Quality + Reliability
The 2011 Proton Persona retains the Proton Gen2's cabin architecture but adds much-needed practicality. Proton added a number of cubby holes, a glovebox, four cupholders, a shelf below the steering column, and most importantly improved plastic quality. Air-con dials work slickly, but the steering wheel audio controls (which B-Line trim does without) can be more tactile. The leather upholstery on the H-Line trim actually feels and looks luxurious. Reliability wise, the major mechanicals such as the engine and transmission should pose no problems over the longer term.
The standard 1.6-litre Campro engine is weak below 3500 rpm. But by equipping Campro with Intake Air-Flow Module (IAFM), torque delivery is more linear, eliminating the infamous torque dip.

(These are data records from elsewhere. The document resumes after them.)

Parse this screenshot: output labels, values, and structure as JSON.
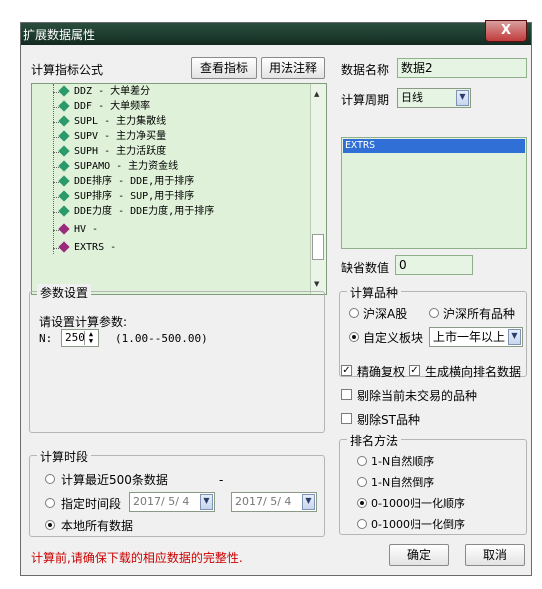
{
  "window": {
    "title": "扩展数据属性",
    "close_label": "X"
  },
  "formula": {
    "label": "计算指标公式",
    "view_button": "查看指标",
    "usage_button": "用法注释",
    "items": [
      "DDZ - 大单差分",
      "DDF - 大单频率",
      "SUPL - 主力集散线",
      "SUPV - 主力净买量",
      "SUPH - 主力活跃度",
      "SUPAMO - 主力资金线",
      "DDE排序 - DDE,用于排序",
      "SUP排序 - SUP,用于排序",
      "DDE力度 - DDE力度,用于排序",
      "HV -",
      "EXTRS -"
    ]
  },
  "data_name": {
    "label": "数据名称",
    "value": "数据2"
  },
  "period": {
    "label": "计算周期",
    "value": "日线"
  },
  "indicator_list": {
    "selected": "EXTRS"
  },
  "missing": {
    "label": "缺省数值",
    "value": "0"
  },
  "params": {
    "group_label": "参数设置",
    "prompt": "请设置计算参数:",
    "n_label": "N:",
    "n_value": "250",
    "range": "(1.00--500.00)"
  },
  "calc_variety": {
    "group_label": "计算品种",
    "opt_a": "沪深A股",
    "opt_all": "沪深所有品种",
    "opt_custom": "自定义板块",
    "custom_value": "上市一年以上"
  },
  "options": {
    "exact_adjust": "精确复权",
    "gen_rank": "生成横向排名数据",
    "exclude_untraded": "剔除当前未交易的品种",
    "exclude_st": "剔除ST品种"
  },
  "rank_method": {
    "group_label": "排名方法",
    "items": [
      "1-N自然顺序",
      "1-N自然倒序",
      "0-1000归一化顺序",
      "0-1000归一化倒序"
    ]
  },
  "period_range": {
    "group_label": "计算时段",
    "opt_recent": "计算最近500条数据",
    "dash": "-",
    "opt_specified": "指定时间段",
    "date_from": "2017/ 5/ 4",
    "date_to": "2017/ 5/ 4",
    "opt_all": "本地所有数据"
  },
  "footer": {
    "warning": "计算前,请确保下载的相应数据的完整性.",
    "ok": "确定",
    "cancel": "取消",
    "warning_color": "#cc0000"
  }
}
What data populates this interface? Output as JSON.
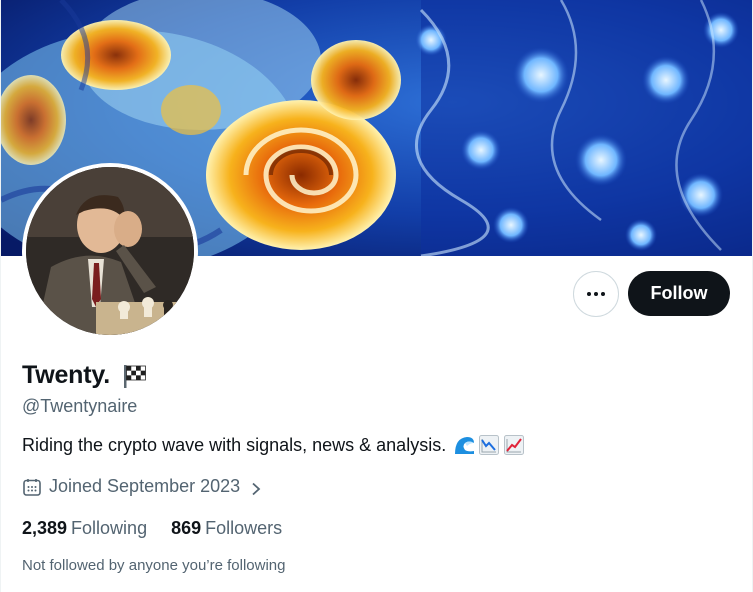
{
  "profile": {
    "display_name": "Twenty.",
    "handle": "@Twentynaire",
    "bio": "Riding the crypto wave with signals, news & analysis.",
    "joined": "Joined September 2023",
    "following_count": "2,389",
    "following_label": "Following",
    "followers_count": "869",
    "followers_label": "Followers",
    "not_followed_text": "Not followed by anyone you’re following"
  },
  "actions": {
    "follow_label": "Follow",
    "more_icon": "more-horizontal-icon"
  },
  "icons": {
    "name_badge": "checkered-flag-icon",
    "bio_emojis": [
      "wave-icon",
      "chart-decreasing-icon",
      "chart-increasing-icon"
    ],
    "joined": "calendar-icon",
    "joined_chevron": "chevron-right-icon"
  },
  "colors": {
    "primary_text": "#0f1419",
    "secondary_text": "#536471",
    "follow_button_bg": "#0f1419",
    "follow_button_text": "#ffffff",
    "border": "#cfd9de"
  }
}
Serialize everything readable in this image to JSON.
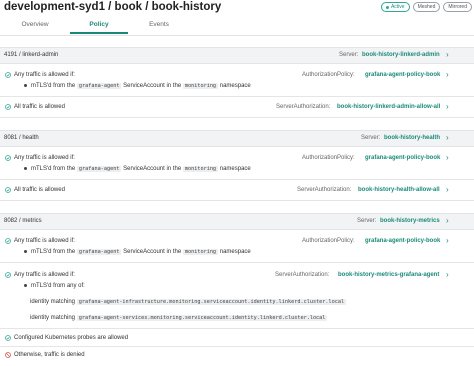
{
  "header": {
    "title": "development-syd1 / book / book-history",
    "badges": [
      "Active",
      "Meshed",
      "Mirrored"
    ]
  },
  "tabs": [
    "Overview",
    "Policy",
    "Events"
  ],
  "sections": [
    {
      "name": "4191 / linkerd-admin",
      "server_label": "Server:",
      "server_value": "book-history-linkerd-admin",
      "rules": [
        {
          "title": "Any traffic is allowed if:",
          "policy_label": "AuthorizationPolicy:",
          "policy_value": "grafana-agent-policy-book",
          "detail": {
            "prefix": "mTLS'd from the",
            "code": "grafana-agent",
            "middle": "ServiceAccount in the",
            "ns": "monitoring",
            "suffix": "namespace"
          }
        },
        {
          "title": "All traffic is allowed",
          "policy_label": "ServerAuthorization:",
          "policy_value": "book-history-linkerd-admin-allow-all"
        }
      ]
    },
    {
      "name": "8081 / health",
      "server_label": "Server:",
      "server_value": "book-history-health",
      "rules": [
        {
          "title": "Any traffic is allowed if:",
          "policy_label": "AuthorizationPolicy:",
          "policy_value": "grafana-agent-policy-book",
          "detail": {
            "prefix": "mTLS'd from the",
            "code": "grafana-agent",
            "middle": "ServiceAccount in the",
            "ns": "monitoring",
            "suffix": "namespace"
          }
        },
        {
          "title": "All traffic is allowed",
          "policy_label": "ServerAuthorization:",
          "policy_value": "book-history-health-allow-all"
        }
      ]
    },
    {
      "name": "8082 / metrics",
      "server_label": "Server:",
      "server_value": "book-history-metrics",
      "rules": [
        {
          "title": "Any traffic is allowed if:",
          "policy_label": "AuthorizationPolicy:",
          "policy_value": "grafana-agent-policy-book",
          "detail": {
            "prefix": "mTLS'd from the",
            "code": "grafana-agent",
            "middle": "ServiceAccount in the",
            "ns": "monitoring",
            "suffix": "namespace"
          }
        },
        {
          "title": "Any traffic is allowed if:",
          "policy_label": "ServerAuthorization:",
          "policy_value": "book-history-metrics-grafana-agent",
          "any_of": "mTLS'd from any of:",
          "identity_label": "identity matching",
          "identities": [
            "grafana-agent-infrastructure.monitoring.serviceaccount.identity.linkerd.cluster.local",
            "grafana-agent-services.monitoring.serviceaccount.identity.linkerd.cluster.local"
          ]
        }
      ]
    }
  ],
  "footer": {
    "probes": "Configured Kubernetes probes are allowed",
    "denied": "Otherwise, traffic is denied"
  },
  "colors": {
    "accent": "#1a8a78",
    "ok": "#2eaa94",
    "deny": "#d9534f"
  }
}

Producing 110 bhp at 6500 rpm and 148 Nm at 4000 rpm, the 1.6-litre Campro IAFM provides increased flexibility for overtaking and cruising, and shaves 0.5 seconds off the 0-100 km/h times. Five-speed manual and four-speed automatic transmissions are available.
The Proton Gen2 lacks rear headroom, but with a redesigned, taller roofline, the 2011 Proton Persona has ample headroom for rear passengers. Rear legroom is generous by class standards, while front driver and passenger will have no complaints regarding the room. The boot capacity is large at 430 litres, and rear seats can 60:40 split-fold for more loading space (which B-Line trim does without).
Fuel economy for the 1.6-litre IAFM manual variant stands at 15.4 km/litre, and the 1.6-litre IAFM automatic variant at 14.7 km/litre. All figures are obtained travelling at a constant 90 km/h; start-stop city driving is going to worsen the fuel economy. Servicing and repairs are affordable. The Proton brand is not best known for its reliability, and unless Proton starts to pay attention to reliability and quality concerns among Malaysians, the Persona and other Proton models are likely to hold on to their values poorly.
Value for Money
It took time, but Proton is surely on the right track here. The Proton Wira's successor, the Proton Persona looks pleasant, drives competently and rides comfortably. Cabin quality and ergonomics have improved, while the engine performance is more flexible. Importantly, interior room and practicality issues are addressed. The 2011 Proton Persona deserves consideration against rivals such as the Toyota Vios and Honda City, even without the price advantage. But with it, the 2011 Proton Persona just represents excellent value.
Standard items on the B-Line include 15" steel wheels, auto door lock, power windows, keyless entry, alarm with immobiliser, reverse sensor, radio/CD/MP3 audio player with USB connectivity, and fabric upholstery. M-Line adds a body kit, rear spoiler, front fog lamps, alloy wheels, electrically-adjustable side mirrors, steering wheel audio switches, height-adjustable driver's seat, foldable rear seats, and airbag with seatbelt pretensioner for the driver's seat. H-Line further adds leather upholstery, auto cruise, boot with remote release, ABS with EBD, and airbag with seatbelt pretensioner for the front passenger's seat.
While the fuel economy is decent, carbon dioxide emissions are far higher than it should be for a 1.6-litre engine. Local production however makes the 2011 Proton Persona less polluting on the transportation front compared to a car imported from Europe, Japan or other Southeast Asian nations.
Live Life Drive Verdict
Drives competently and rides comfortably
Improved cabin quality and interior room
IAFM provides increased flexibility
Loud engine note at higher revs
High driving position
Some not-so-tactile buttons